The equal protection clause of the U.S. Const. amend. XIV forbids the prosecutor in a state criminal action to exercise peremptory challenges to remove members of the defendant's race from the venire. A defendant in such a case may establish a prima facie case of purposeful discrimination in the selection of the petit jury solely on evidence concerning the prosecutor's exercise of peremptory challenges at the trial.
Appellant construction worker brought an action against appellee concrete company for injuries sustained on a construction site. During jury empanelment, appellee used two of its three peremptory challenges against black jurors. The final jury consisting of 11 white and 1 black awarded damages to appellant, but found him to be 80 percent contributorily negligent with regard to his own injuries. Appellant claimed the lower court erred in not ordering appellee to state a neutral reason as to why black jurors were excluded, even though the lower court had answered the question by stating that discriminatory peremptory challenges were banned in criminal, but not civil litigation.
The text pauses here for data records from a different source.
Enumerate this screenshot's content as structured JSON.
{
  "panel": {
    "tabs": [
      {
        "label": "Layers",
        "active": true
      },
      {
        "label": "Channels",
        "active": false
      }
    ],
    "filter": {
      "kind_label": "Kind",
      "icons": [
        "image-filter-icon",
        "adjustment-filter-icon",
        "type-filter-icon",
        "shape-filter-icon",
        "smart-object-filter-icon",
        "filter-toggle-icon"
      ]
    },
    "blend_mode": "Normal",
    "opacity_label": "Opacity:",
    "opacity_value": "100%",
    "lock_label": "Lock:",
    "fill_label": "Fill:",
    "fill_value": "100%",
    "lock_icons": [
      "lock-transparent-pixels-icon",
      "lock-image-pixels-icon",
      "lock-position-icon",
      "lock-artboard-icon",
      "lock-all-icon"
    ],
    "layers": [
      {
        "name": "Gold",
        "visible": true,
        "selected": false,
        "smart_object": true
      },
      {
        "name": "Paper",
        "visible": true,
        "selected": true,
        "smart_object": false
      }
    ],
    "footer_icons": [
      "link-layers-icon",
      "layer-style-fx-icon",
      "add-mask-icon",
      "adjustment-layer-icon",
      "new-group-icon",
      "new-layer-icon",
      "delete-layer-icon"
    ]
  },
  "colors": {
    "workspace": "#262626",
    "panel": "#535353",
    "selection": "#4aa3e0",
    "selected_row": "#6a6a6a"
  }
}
Does the guarantee of equal protection of the laws forbid the exercise of peremptory challenges on racial grounds in a civil case?
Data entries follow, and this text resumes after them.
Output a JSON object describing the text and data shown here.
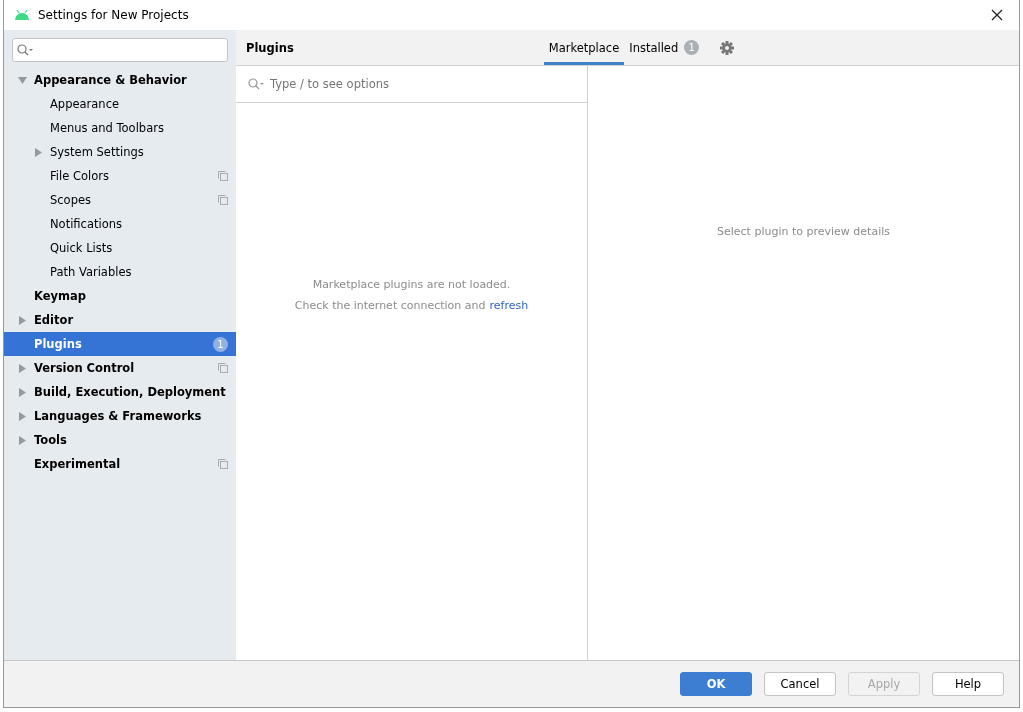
{
  "window": {
    "title": "Settings for New Projects"
  },
  "sidebar": {
    "items": [
      {
        "label": "Appearance & Behavior",
        "bold": true,
        "expanded": true,
        "selected": false,
        "per_project": false,
        "children": [
          {
            "label": "Appearance",
            "bold": false,
            "selected": false,
            "per_project": false
          },
          {
            "label": "Menus and Toolbars",
            "bold": false,
            "selected": false,
            "per_project": false
          },
          {
            "label": "System Settings",
            "bold": false,
            "expanded": false,
            "selected": false,
            "per_project": false
          },
          {
            "label": "File Colors",
            "bold": false,
            "selected": false,
            "per_project": true
          },
          {
            "label": "Scopes",
            "bold": false,
            "selected": false,
            "per_project": true
          },
          {
            "label": "Notifications",
            "bold": false,
            "selected": false,
            "per_project": false
          },
          {
            "label": "Quick Lists",
            "bold": false,
            "selected": false,
            "per_project": false
          },
          {
            "label": "Path Variables",
            "bold": false,
            "selected": false,
            "per_project": false
          }
        ]
      },
      {
        "label": "Keymap",
        "bold": true,
        "selected": false,
        "per_project": false
      },
      {
        "label": "Editor",
        "bold": true,
        "expanded": false,
        "selected": false,
        "per_project": false
      },
      {
        "label": "Plugins",
        "bold": true,
        "selected": true,
        "per_project": false,
        "badge": "1"
      },
      {
        "label": "Version Control",
        "bold": true,
        "expanded": false,
        "selected": false,
        "per_project": true
      },
      {
        "label": "Build, Execution, Deployment",
        "bold": true,
        "expanded": false,
        "selected": false,
        "per_project": false
      },
      {
        "label": "Languages & Frameworks",
        "bold": true,
        "expanded": false,
        "selected": false,
        "per_project": false
      },
      {
        "label": "Tools",
        "bold": true,
        "expanded": false,
        "selected": false,
        "per_project": false
      },
      {
        "label": "Experimental",
        "bold": true,
        "selected": false,
        "per_project": true
      }
    ]
  },
  "header": {
    "title": "Plugins",
    "tabs": [
      {
        "label": "Marketplace",
        "selected": true
      },
      {
        "label": "Installed",
        "selected": false,
        "badge": "1"
      }
    ]
  },
  "plugin_list": {
    "search": {
      "placeholder": "Type / to see options"
    },
    "message_line_1": "Marketplace plugins are not loaded.",
    "message_line_2": "Check the internet connection and",
    "link": "refresh"
  },
  "details": {
    "message": "Select plugin to preview details"
  },
  "buttons": [
    {
      "label": "OK",
      "primary": true,
      "disabled": false
    },
    {
      "label": "Cancel",
      "primary": false,
      "disabled": false
    },
    {
      "label": "Apply",
      "primary": false,
      "disabled": true
    },
    {
      "label": "Help",
      "primary": false,
      "disabled": false
    }
  ]
}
The court vacated the decision of the lower court and remanded the matter to the lower court for further proceedings. The court found that the guarantee of equal protection extended to banning the use of peremptory challenges on racial grounds by a private litigant in federal court. The court found there was no reason to differentiate between service on a jury on a criminal or civil case. Thus, the court determined that if appellant construction worker establishes a prima facie case of racial discrimination, the lower court must require appellee concrete company to show a neutral reason for its challenges. If appellee is unable to do so, the lower court shall order a new trial.